And he was, but that was then and this is now and the 48-year-old smiles knowingly before reaching down to give the students a further clue, picking up two framed posters hinting at an alternative career. The one on the right shows a picture of Australian celebrity Peter Andre and lists a string of dates for the UK Revelation Tour; the one on the left is a framed thank you from Slim Shady rap star Eminem. "For all your hard work", it reads.

"That's what I do now," says John, who suffers from dyslexia. "But if I had my time over again at school, I would concentrate more on my maths, English and languages. I was blinkered."

When John left the then Branksome Comprehensive School in the 1980s, it was to become a car mechanic and for the next six years he worked on Mercedes vehicles. Then, after the death of his father, he moved to London where new, exciting opportunities began to open up.

"I took up martial arts and was quite good at it," he recalls. "Then I became a bodyguard. A member of Special Branch took me under his wing and I trained in close protection work, hostage and ransom issues and witness protection. This all requires skills in logistics and when I was asked to get into tour management, I thought I would give it a go."

As an international security consultant and tour director, John's work now takes him all over the world, including organising tours for Britney Spears, Eminem and Peter Andre.

During last year's Olympics he looked after Team USA. "In the run-up to the games, I received 1,000 emails a day - so you soon learn to be good at reading," he says. "I also deal with big budgets, so maths has become essential. It's amazing how much you can concentrate when there is money to be made."

John is among a panel of former students inspiring the next generation of schoolchildren as they begin to map out their lives. Standing next to him is Mike Toes, who ran away to join the Army at 16 but now runs his own successful business management, coaching and training consultancy, Recreate.

Also among the panel is Samantha Ormerod who only left DSMS last year, but is enjoying life at the town's prestigious Queen Elizabeth's Sixth Form College studying law, psychology, history and maths.

And Adele Pearson tells students how she always wanted to be involved in travel and tourism, but is now assistant head teacher at a special educational needs school.

Nico Gaballonie left school recently, too, and is at Darlington College discovering the potential of the world of games design and development.

Nicole Pegg also remembers her school days well. They weren't so long ago, but she is now a governor and vice president of the students’ union at Northumbria University, where she studies law.
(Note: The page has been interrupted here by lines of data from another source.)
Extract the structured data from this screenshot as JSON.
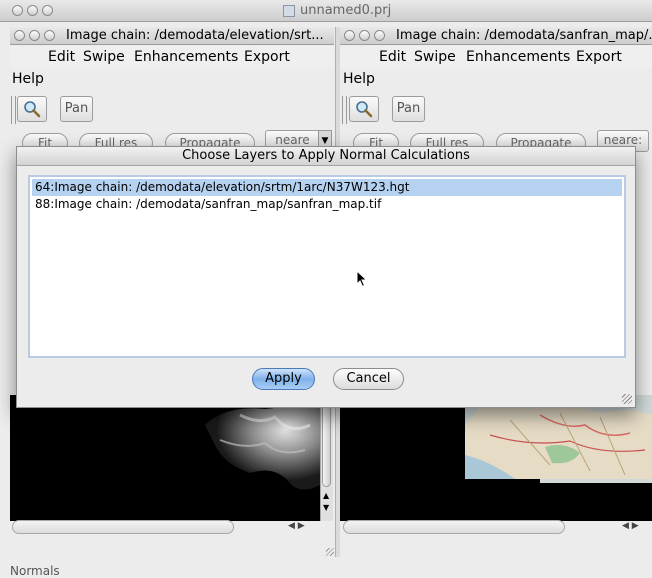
{
  "app": {
    "title": "unnamed0.prj"
  },
  "left_window": {
    "title": "Image chain: /demodata/elevation/srt...",
    "menu": [
      "Edit",
      "Swipe",
      "Enhancements",
      "Export"
    ],
    "menu_help": "Help",
    "tools": {
      "zoom_icon": "magnifier-icon",
      "pan_label": "Pan"
    },
    "buttons": [
      "Fit",
      "Full res",
      "Propagate",
      "neare"
    ]
  },
  "right_window": {
    "title": "Image chain: /demodata/sanfran_map/...",
    "menu": [
      "Edit",
      "Swipe",
      "Enhancements",
      "Export"
    ],
    "menu_help": "Help",
    "tools": {
      "zoom_icon": "magnifier-icon",
      "pan_label": "Pan"
    },
    "buttons": [
      "Fit",
      "Full res",
      "Propagate",
      "neare:"
    ]
  },
  "dialog": {
    "title": "Choose Layers to Apply Normal Calculations",
    "items": [
      {
        "label": "64:Image chain: /demodata/elevation/srtm/1arc/N37W123.hgt",
        "selected": true
      },
      {
        "label": "88:Image chain: /demodata/sanfran_map/sanfran_map.tif",
        "selected": false
      }
    ],
    "apply_label": "Apply",
    "cancel_label": "Cancel"
  },
  "status": {
    "text": "Normals"
  },
  "colors": {
    "selection": "#b6d2f1",
    "default_button": "#7fb1ea"
  }
}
All of the volunteers have powerful messages to share to help the students decide on their next step and avoid any pitfalls that could prevent them achieving their best. Every panel member urges the current year group to make the most of their school days, to work hard, revise and maximise their life chances.

DSMS has never been in better shape to help them do so. It has undergone a complete overhaul in recent years with a £3m upgrade to facilities and radical changes to the curriculum and teaching methods, including the introduction of the Future First programme.

Charlotte says: "Just talking about their experiences since leaving school can be enough to ignite something in students, an aspiration, which could help them decide what they would like to do with their lives."

"Effective and relevant education addresses more than just their needs today," adds head teacher Calvin Kipling. "It uses resources from the past, because our alumni have some incredibly powerful messages to share, and it looks to the future to provide students with the skills and aspirations they will need to be successful.

"John's story takes this to the extreme, but is clear evidence for our students that anything is possible in life if you have the right mindset and are prepared to make the most of opportunities which arise."